● **Your objective**: Each line containing the string "placeholder" should be copied out of the entries.

________________________

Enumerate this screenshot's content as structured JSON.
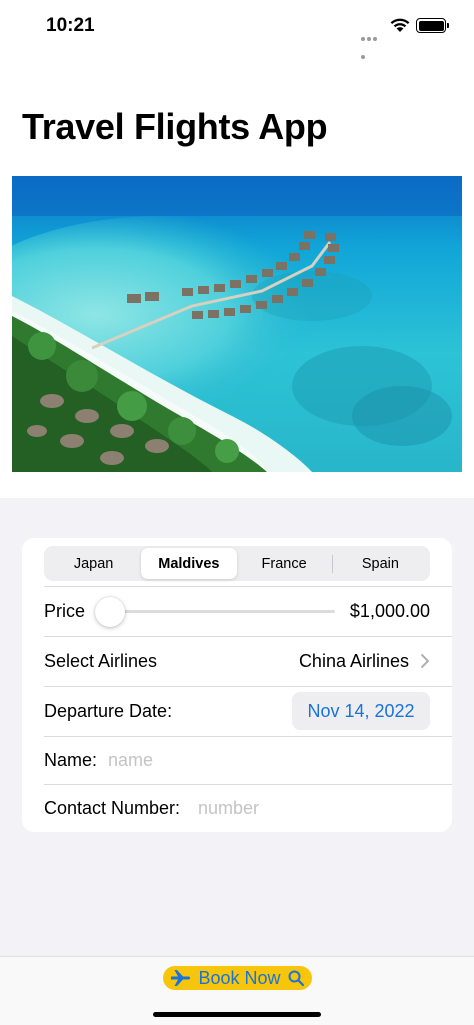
{
  "status_bar": {
    "time": "10:21"
  },
  "app": {
    "title": "Travel Flights App"
  },
  "destinations": {
    "options": [
      "Japan",
      "Maldives",
      "France",
      "Spain"
    ],
    "selected": "Maldives"
  },
  "price": {
    "label": "Price",
    "value": "$1,000.00",
    "slider_fraction": 0.0
  },
  "airlines": {
    "label": "Select Airlines",
    "value": "China Airlines"
  },
  "departure": {
    "label": "Departure Date:",
    "value": "Nov 14, 2022"
  },
  "name": {
    "label": "Name:",
    "placeholder": "name"
  },
  "contact": {
    "label": "Contact Number:",
    "placeholder": "number"
  },
  "book_button": {
    "label": "Book Now"
  },
  "colors": {
    "accent": "#1a73d9",
    "button_bg": "#f7c60c",
    "form_bg": "#f2f2f7"
  }
}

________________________

● **Result below**:
    "placeholder": "name"
    "placeholder": "number"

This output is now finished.